Exercise description: Each record should be output exactly, with every character kept.

◇ ◇ ◇ ◇ ◇ ◇ ◇

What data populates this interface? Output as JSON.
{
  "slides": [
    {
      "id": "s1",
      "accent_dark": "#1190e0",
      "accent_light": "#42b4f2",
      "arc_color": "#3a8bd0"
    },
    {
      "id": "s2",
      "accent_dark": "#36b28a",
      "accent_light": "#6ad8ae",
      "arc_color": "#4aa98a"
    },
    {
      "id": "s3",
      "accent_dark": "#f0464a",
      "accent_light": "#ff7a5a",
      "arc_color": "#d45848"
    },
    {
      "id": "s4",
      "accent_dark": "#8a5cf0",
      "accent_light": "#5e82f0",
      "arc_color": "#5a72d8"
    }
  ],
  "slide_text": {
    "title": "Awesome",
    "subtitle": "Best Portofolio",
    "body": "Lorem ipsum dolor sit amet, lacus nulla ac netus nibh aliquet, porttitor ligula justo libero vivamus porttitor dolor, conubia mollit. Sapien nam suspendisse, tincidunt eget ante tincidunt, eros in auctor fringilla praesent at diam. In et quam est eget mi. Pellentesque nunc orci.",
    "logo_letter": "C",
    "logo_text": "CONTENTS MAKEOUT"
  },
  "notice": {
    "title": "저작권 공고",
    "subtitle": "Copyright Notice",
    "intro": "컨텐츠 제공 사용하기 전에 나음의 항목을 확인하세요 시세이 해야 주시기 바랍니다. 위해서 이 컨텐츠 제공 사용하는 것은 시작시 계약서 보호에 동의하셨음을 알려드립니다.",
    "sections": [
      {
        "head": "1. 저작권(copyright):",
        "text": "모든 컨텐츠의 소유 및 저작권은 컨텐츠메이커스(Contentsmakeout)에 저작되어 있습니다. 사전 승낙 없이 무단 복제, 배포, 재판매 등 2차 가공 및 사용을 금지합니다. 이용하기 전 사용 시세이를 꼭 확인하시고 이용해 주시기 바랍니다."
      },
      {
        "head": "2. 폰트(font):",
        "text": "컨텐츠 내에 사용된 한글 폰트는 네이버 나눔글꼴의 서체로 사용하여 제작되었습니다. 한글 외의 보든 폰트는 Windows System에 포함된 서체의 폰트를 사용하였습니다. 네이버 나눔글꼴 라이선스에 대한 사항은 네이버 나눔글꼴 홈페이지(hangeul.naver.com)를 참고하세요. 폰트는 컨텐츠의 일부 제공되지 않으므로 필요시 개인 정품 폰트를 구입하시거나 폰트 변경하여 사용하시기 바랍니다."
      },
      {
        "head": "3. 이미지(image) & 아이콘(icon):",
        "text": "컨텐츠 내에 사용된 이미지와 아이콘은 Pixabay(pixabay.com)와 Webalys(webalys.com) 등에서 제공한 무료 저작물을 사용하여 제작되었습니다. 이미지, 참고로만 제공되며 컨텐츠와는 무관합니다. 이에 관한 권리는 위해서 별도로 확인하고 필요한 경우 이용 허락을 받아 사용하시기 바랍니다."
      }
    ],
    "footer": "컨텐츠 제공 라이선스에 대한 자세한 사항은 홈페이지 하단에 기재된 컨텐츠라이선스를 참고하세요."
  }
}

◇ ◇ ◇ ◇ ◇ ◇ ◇

Exercise answer:
What data populates this interface? Output as JSON.
{
  "slides": [
    {
      "id": "s1",
      "accent_dark": "#1190e0",
      "accent_light": "#42b4f2",
      "arc_color": "#3a8bd0"
    },
    {
      "id": "s2",
      "accent_dark": "#36b28a",
      "accent_light": "#6ad8ae",
      "arc_color": "#4aa98a"
    },
    {
      "id": "s3",
      "accent_dark": "#f0464a",
      "accent_light": "#ff7a5a",
      "arc_color": "#d45848"
    },
    {
      "id": "s4",
      "accent_dark": "#8a5cf0",
      "accent_light": "#5e82f0",
      "arc_color": "#5a72d8"
    }
  ],
  "slide_text": {
    "title": "Awesome",
    "subtitle": "Best Portofolio",
    "body": "Lorem ipsum dolor sit amet, lacus nulla ac netus nibh aliquet, porttitor ligula justo libero vivamus porttitor dolor, conubia mollit. Sapien nam suspendisse, tincidunt eget ante tincidunt, eros in auctor fringilla praesent at diam. In et quam est eget mi. Pellentesque nunc orci.",
    "logo_letter": "C",
    "logo_text": "CONTENTS MAKEOUT"
  },
  "notice": {
    "title": "저작권 공고",
    "subtitle": "Copyright Notice",
    "intro": "컨텐츠 제공 사용하기 전에 나음의 항목을 확인하세요 시세이 해야 주시기 바랍니다. 위해서 이 컨텐츠 제공 사용하는 것은 시작시 계약서 보호에 동의하셨음을 알려드립니다.",
    "sections": [
      {
        "head": "1. 저작권(copyright):",
        "text": "모든 컨텐츠의 소유 및 저작권은 컨텐츠메이커스(Contentsmakeout)에 저작되어 있습니다. 사전 승낙 없이 무단 복제, 배포, 재판매 등 2차 가공 및 사용을 금지합니다. 이용하기 전 사용 시세이를 꼭 확인하시고 이용해 주시기 바랍니다."
      },
      {
        "head": "2. 폰트(font):",
        "text": "컨텐츠 내에 사용된 한글 폰트는 네이버 나눔글꼴의 서체로 사용하여 제작되었습니다. 한글 외의 보든 폰트는 Windows System에 포함된 서체의 폰트를 사용하였습니다. 네이버 나눔글꼴 라이선스에 대한 사항은 네이버 나눔글꼴 홈페이지(hangeul.naver.com)를 참고하세요. 폰트는 컨텐츠의 일부 제공되지 않으므로 필요시 개인 정품 폰트를 구입하시거나 폰트 변경하여 사용하시기 바랍니다."
      },
      {
        "head": "3. 이미지(image) & 아이콘(icon):",
        "text": "컨텐츠 내에 사용된 이미지와 아이콘은 Pixabay(pixabay.com)와 Webalys(webalys.com) 등에서 제공한 무료 저작물을 사용하여 제작되었습니다. 이미지, 참고로만 제공되며 컨텐츠와는 무관합니다. 이에 관한 권리는 위해서 별도로 확인하고 필요한 경우 이용 허락을 받아 사용하시기 바랍니다."
      }
    ],
    "footer": "컨텐츠 제공 라이선스에 대한 자세한 사항은 홈페이지 하단에 기재된 컨텐츠라이선스를 참고하세요."
  }
}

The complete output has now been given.